:: What is expected ::
Pull every line with "Selección" from the data below and copy it.

Material to process Start Marker

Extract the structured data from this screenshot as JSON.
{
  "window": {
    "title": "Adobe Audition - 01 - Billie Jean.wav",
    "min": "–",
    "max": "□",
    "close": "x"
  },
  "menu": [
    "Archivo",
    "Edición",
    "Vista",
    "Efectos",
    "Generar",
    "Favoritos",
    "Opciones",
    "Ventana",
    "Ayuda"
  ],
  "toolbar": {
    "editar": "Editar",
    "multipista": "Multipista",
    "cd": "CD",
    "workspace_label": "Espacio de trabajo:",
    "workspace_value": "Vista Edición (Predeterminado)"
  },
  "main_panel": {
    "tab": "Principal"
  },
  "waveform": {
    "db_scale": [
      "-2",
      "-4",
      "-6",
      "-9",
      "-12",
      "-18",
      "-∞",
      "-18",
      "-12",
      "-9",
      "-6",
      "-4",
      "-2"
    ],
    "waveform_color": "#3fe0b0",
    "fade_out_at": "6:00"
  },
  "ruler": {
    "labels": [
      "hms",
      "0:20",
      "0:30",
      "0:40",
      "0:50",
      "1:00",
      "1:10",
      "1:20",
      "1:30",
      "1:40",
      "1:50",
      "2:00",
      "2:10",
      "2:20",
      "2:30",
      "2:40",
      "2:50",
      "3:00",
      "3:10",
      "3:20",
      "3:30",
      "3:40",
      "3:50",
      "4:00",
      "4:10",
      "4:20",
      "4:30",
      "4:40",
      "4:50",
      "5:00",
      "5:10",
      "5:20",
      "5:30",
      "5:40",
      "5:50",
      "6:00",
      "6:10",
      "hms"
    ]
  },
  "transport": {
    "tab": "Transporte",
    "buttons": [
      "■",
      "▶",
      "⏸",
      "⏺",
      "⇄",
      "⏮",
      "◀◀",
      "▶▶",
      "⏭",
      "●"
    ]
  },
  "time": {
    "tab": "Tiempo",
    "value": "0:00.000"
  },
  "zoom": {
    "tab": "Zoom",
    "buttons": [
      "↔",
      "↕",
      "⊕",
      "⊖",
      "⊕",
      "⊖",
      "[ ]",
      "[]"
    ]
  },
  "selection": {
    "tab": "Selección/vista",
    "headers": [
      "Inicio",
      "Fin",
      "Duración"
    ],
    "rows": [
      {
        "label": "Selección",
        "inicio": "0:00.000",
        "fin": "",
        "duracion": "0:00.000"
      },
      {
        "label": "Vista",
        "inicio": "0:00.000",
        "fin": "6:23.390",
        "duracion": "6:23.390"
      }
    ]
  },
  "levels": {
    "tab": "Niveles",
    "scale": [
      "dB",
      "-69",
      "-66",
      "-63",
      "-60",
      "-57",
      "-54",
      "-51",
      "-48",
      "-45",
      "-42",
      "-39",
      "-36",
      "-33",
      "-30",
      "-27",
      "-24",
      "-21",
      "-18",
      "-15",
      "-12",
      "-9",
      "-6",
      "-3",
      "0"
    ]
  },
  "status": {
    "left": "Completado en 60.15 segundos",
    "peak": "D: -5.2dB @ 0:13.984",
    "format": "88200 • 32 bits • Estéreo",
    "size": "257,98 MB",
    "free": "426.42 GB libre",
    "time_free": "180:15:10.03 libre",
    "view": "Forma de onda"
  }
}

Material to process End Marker

:: Completed task ::
    "tab": "Selección/vista",
        "label": "Selección",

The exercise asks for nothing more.